__Data extract__:

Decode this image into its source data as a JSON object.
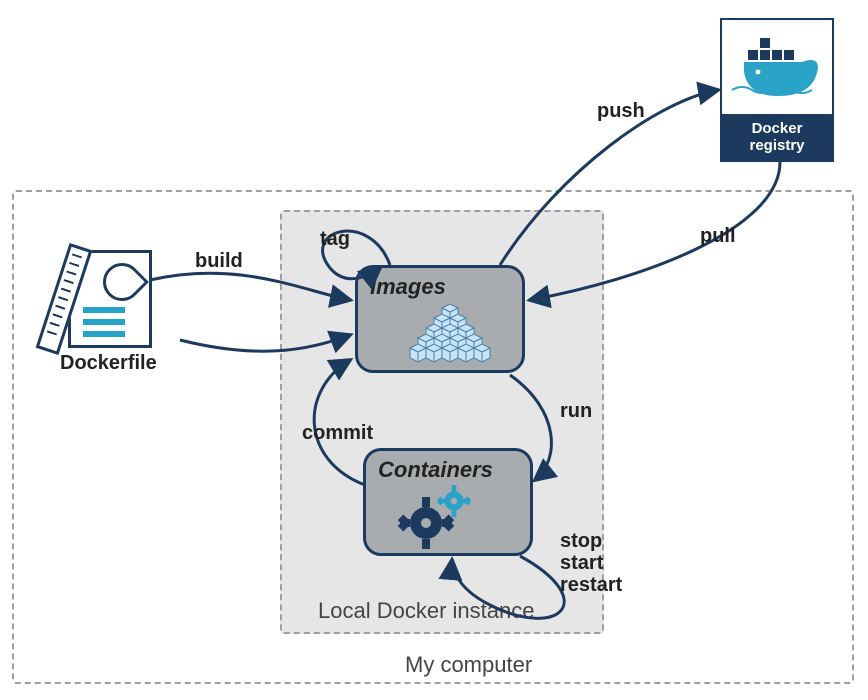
{
  "colors": {
    "stroke": "#1c3a5e",
    "node_fill": "#a9acae",
    "panel_fill": "#e6e6e7",
    "dash": "#9aa0a6",
    "water": "#2aa3c9",
    "cube": "#6fb7e8"
  },
  "nodes": {
    "dockerfile": {
      "label": "Dockerfile"
    },
    "images": {
      "title": "Images"
    },
    "containers": {
      "title": "Containers"
    },
    "registry": {
      "label": "Docker registry"
    }
  },
  "panels": {
    "my_computer": "My computer",
    "local_docker": "Local Docker instance"
  },
  "edges": {
    "build": "build",
    "tag": "tag",
    "push": "push",
    "pull": "pull",
    "run": "run",
    "commit": "commit",
    "stop": "stop",
    "start": "start",
    "restart": "restart"
  }
}
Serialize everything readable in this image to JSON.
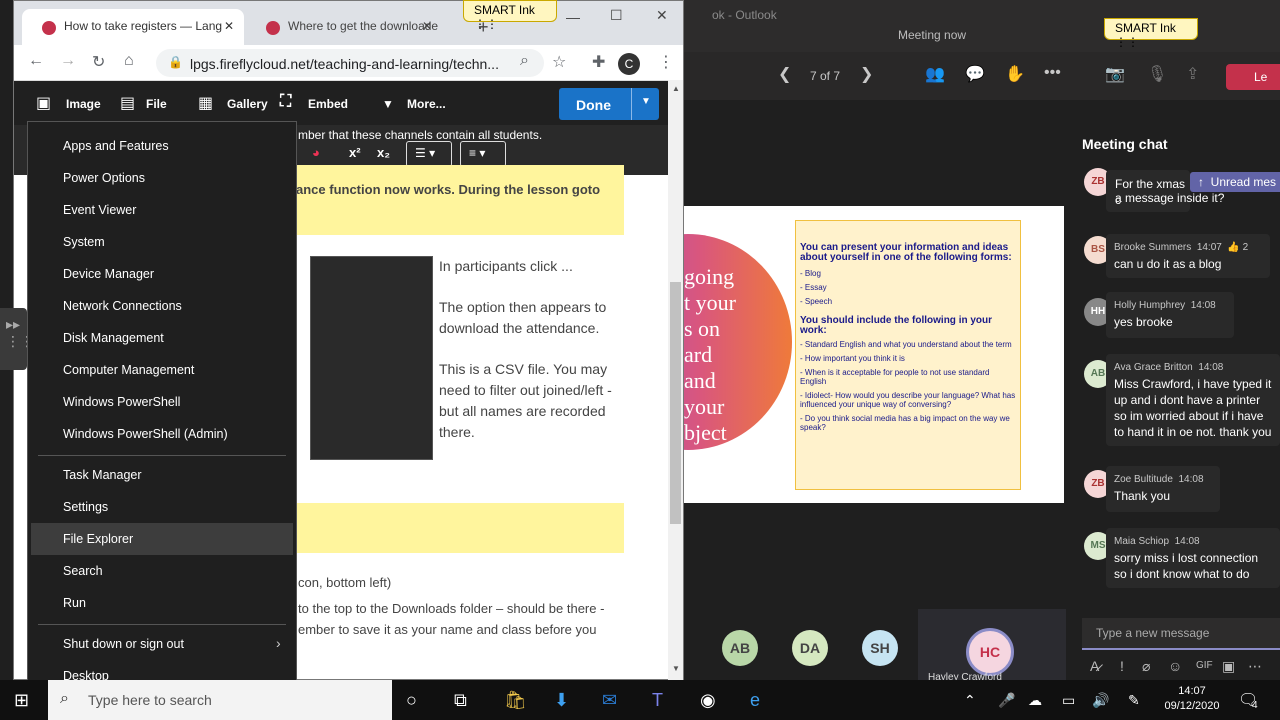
{
  "teams": {
    "window_title_left": "ok - Outlook",
    "window_title_right": "Meeting now",
    "page_counter": "7 of 7",
    "leave_label": "Le",
    "chat_title": "Meeting chat",
    "unread_label": "Unread mes",
    "compose_placeholder": "Type a new message",
    "slide": {
      "words": [
        "going",
        "t your",
        "s on",
        "ard",
        "and",
        "your",
        "bject"
      ],
      "heading": "You can present your information and ideas about yourself in one of the following forms:",
      "forms": [
        "- Blog",
        "- Essay",
        "- Speech"
      ],
      "heading2": "You should include the following in your work:",
      "points": [
        "- Standard English and what you understand about the term",
        "- How important you think it is",
        "- When is it acceptable for people to not use standard English",
        "- Idiolect- How would you describe your language? What has influenced your unique way of conversing?",
        "- Do you think social media has a big impact on the way we speak?"
      ]
    },
    "participants": [
      "AB",
      "DA",
      "SH"
    ],
    "presenter": {
      "initials": "HC",
      "name": "Hayley Crawford"
    },
    "messages": [
      {
        "initials": "ZB",
        "name": "",
        "time": "",
        "text": "For the xmas c... a message inside it?",
        "line1": "For the xmas c",
        "line2": "a message inside it?"
      },
      {
        "initials": "BS",
        "name": "Brooke Summers",
        "time": "14:07",
        "reaction": "2",
        "text": "can u do it as a blog"
      },
      {
        "initials": "HH",
        "name": "Holly Humphrey",
        "time": "14:08",
        "text": "yes brooke"
      },
      {
        "initials": "AB",
        "name": "Ava Grace Britton",
        "time": "14:08",
        "text": "Miss Crawford, i have typed it up and i dont have a printer so im worried about if i have to hand it in oe not. thank you"
      },
      {
        "initials": "ZB",
        "name": "Zoe Bultitude",
        "time": "14:08",
        "text": "Thank you"
      },
      {
        "initials": "MS",
        "name": "Maia Schiop",
        "time": "14:08",
        "text": "sorry miss i lost connection so i dont know what to do"
      }
    ]
  },
  "chrome": {
    "tabs": [
      {
        "label": "How to take registers — Lang"
      },
      {
        "label": "Where to get the downloade"
      }
    ],
    "url": "lpgs.fireflycloud.net/teaching-and-learning/techn...",
    "profile_initial": "C",
    "smart_ink": "SMART Ink"
  },
  "firefly": {
    "toolbar": [
      "Image",
      "File",
      "Gallery",
      "Embed",
      "More..."
    ],
    "done_label": "Done",
    "format_buttons": [
      "x²",
      "x₂"
    ],
    "page": {
      "line_top": "mber that these channels contain all students.",
      "yellow1": "ance function now works. During the lesson goto",
      "p1": "In participants click ...",
      "p2": "The option then appears to download the attendance.",
      "p3": "This is a CSV file. You may need to filter out joined/left - but all names are recorded there.",
      "l1": "con, bottom left)",
      "l2": "to the top to the Downloads folder – should be there -",
      "l3": "ember to save it as your name and class before you"
    }
  },
  "winx_menu": {
    "group1": [
      "Apps and Features",
      "Power Options",
      "Event Viewer",
      "System",
      "Device Manager",
      "Network Connections",
      "Disk Management",
      "Computer Management",
      "Windows PowerShell",
      "Windows PowerShell (Admin)"
    ],
    "group2": [
      "Task Manager",
      "Settings",
      "File Explorer",
      "Search",
      "Run"
    ],
    "group3": [
      "Shut down or sign out",
      "Desktop"
    ],
    "highlighted": "File Explorer"
  },
  "taskbar": {
    "search_placeholder": "Type here to search",
    "time": "14:07",
    "date": "09/12/2020",
    "notification_count": "4"
  }
}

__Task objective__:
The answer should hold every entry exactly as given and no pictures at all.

__Expected answer__:
Decode this image into its source data as a JSON object.
{
  "colors": {
    "stroke": "#1c3a5e",
    "node_fill": "#a9acae",
    "panel_fill": "#e6e6e7",
    "dash": "#9aa0a6",
    "water": "#2aa3c9",
    "cube": "#6fb7e8"
  },
  "nodes": {
    "dockerfile": {
      "label": "Dockerfile"
    },
    "images": {
      "title": "Images"
    },
    "containers": {
      "title": "Containers"
    },
    "registry": {
      "label": "Docker registry"
    }
  },
  "panels": {
    "my_computer": "My computer",
    "local_docker": "Local Docker instance"
  },
  "edges": {
    "build": "build",
    "tag": "tag",
    "push": "push",
    "pull": "pull",
    "run": "run",
    "commit": "commit",
    "stop": "stop",
    "start": "start",
    "restart": "restart"
  }
}
Serialize everything readable in this image to JSON.
{
  "teams": {
    "window_title_left": "ok - Outlook",
    "window_title_right": "Meeting now",
    "page_counter": "7 of 7",
    "leave_label": "Le",
    "chat_title": "Meeting chat",
    "unread_label": "Unread mes",
    "compose_placeholder": "Type a new message",
    "slide": {
      "words": [
        "going",
        "t your",
        "s on",
        "ard",
        "and",
        "your",
        "bject"
      ],
      "heading": "You can present your information and ideas about yourself in one of the following forms:",
      "forms": [
        "- Blog",
        "- Essay",
        "- Speech"
      ],
      "heading2": "You should include the following in your work:",
      "points": [
        "- Standard English and what you understand about the term",
        "- How important you think it is",
        "- When is it acceptable for people to not use standard English",
        "- Idiolect- How would you describe your language? What has influenced your unique way of conversing?",
        "- Do you think social media has a big impact on the way we speak?"
      ]
    },
    "participants": [
      "AB",
      "DA",
      "SH"
    ],
    "presenter": {
      "initials": "HC",
      "name": "Hayley Crawford"
    },
    "messages": [
      {
        "initials": "ZB",
        "name": "",
        "time": "",
        "text": "For the xmas c... a message inside it?",
        "line1": "For the xmas c",
        "line2": "a message inside it?"
      },
      {
        "initials": "BS",
        "name": "Brooke Summers",
        "time": "14:07",
        "reaction": "2",
        "text": "can u do it as a blog"
      },
      {
        "initials": "HH",
        "name": "Holly Humphrey",
        "time": "14:08",
        "text": "yes brooke"
      },
      {
        "initials": "AB",
        "name": "Ava Grace Britton",
        "time": "14:08",
        "text": "Miss Crawford, i have typed it up and i dont have a printer so im worried about if i have to hand it in oe not. thank you"
      },
      {
        "initials": "ZB",
        "name": "Zoe Bultitude",
        "time": "14:08",
        "text": "Thank you"
      },
      {
        "initials": "MS",
        "name": "Maia Schiop",
        "time": "14:08",
        "text": "sorry miss i lost connection so i dont know what to do"
      }
    ]
  },
  "chrome": {
    "tabs": [
      {
        "label": "How to take registers — Lang"
      },
      {
        "label": "Where to get the downloade"
      }
    ],
    "url": "lpgs.fireflycloud.net/teaching-and-learning/techn...",
    "profile_initial": "C",
    "smart_ink": "SMART Ink"
  },
  "firefly": {
    "toolbar": [
      "Image",
      "File",
      "Gallery",
      "Embed",
      "More..."
    ],
    "done_label": "Done",
    "format_buttons": [
      "x²",
      "x₂"
    ],
    "page": {
      "line_top": "mber that these channels contain all students.",
      "yellow1": "ance function now works. During the lesson goto",
      "p1": "In participants click ...",
      "p2": "The option then appears to download the attendance.",
      "p3": "This is a CSV file. You may need to filter out joined/left - but all names are recorded there.",
      "l1": "con, bottom left)",
      "l2": "to the top to the Downloads folder – should be there -",
      "l3": "ember to save it as your name and class before you"
    }
  },
  "winx_menu": {
    "group1": [
      "Apps and Features",
      "Power Options",
      "Event Viewer",
      "System",
      "Device Manager",
      "Network Connections",
      "Disk Management",
      "Computer Management",
      "Windows PowerShell",
      "Windows PowerShell (Admin)"
    ],
    "group2": [
      "Task Manager",
      "Settings",
      "File Explorer",
      "Search",
      "Run"
    ],
    "group3": [
      "Shut down or sign out",
      "Desktop"
    ],
    "highlighted": "File Explorer"
  },
  "taskbar": {
    "search_placeholder": "Type here to search",
    "time": "14:07",
    "date": "09/12/2020",
    "notification_count": "4"
  }
}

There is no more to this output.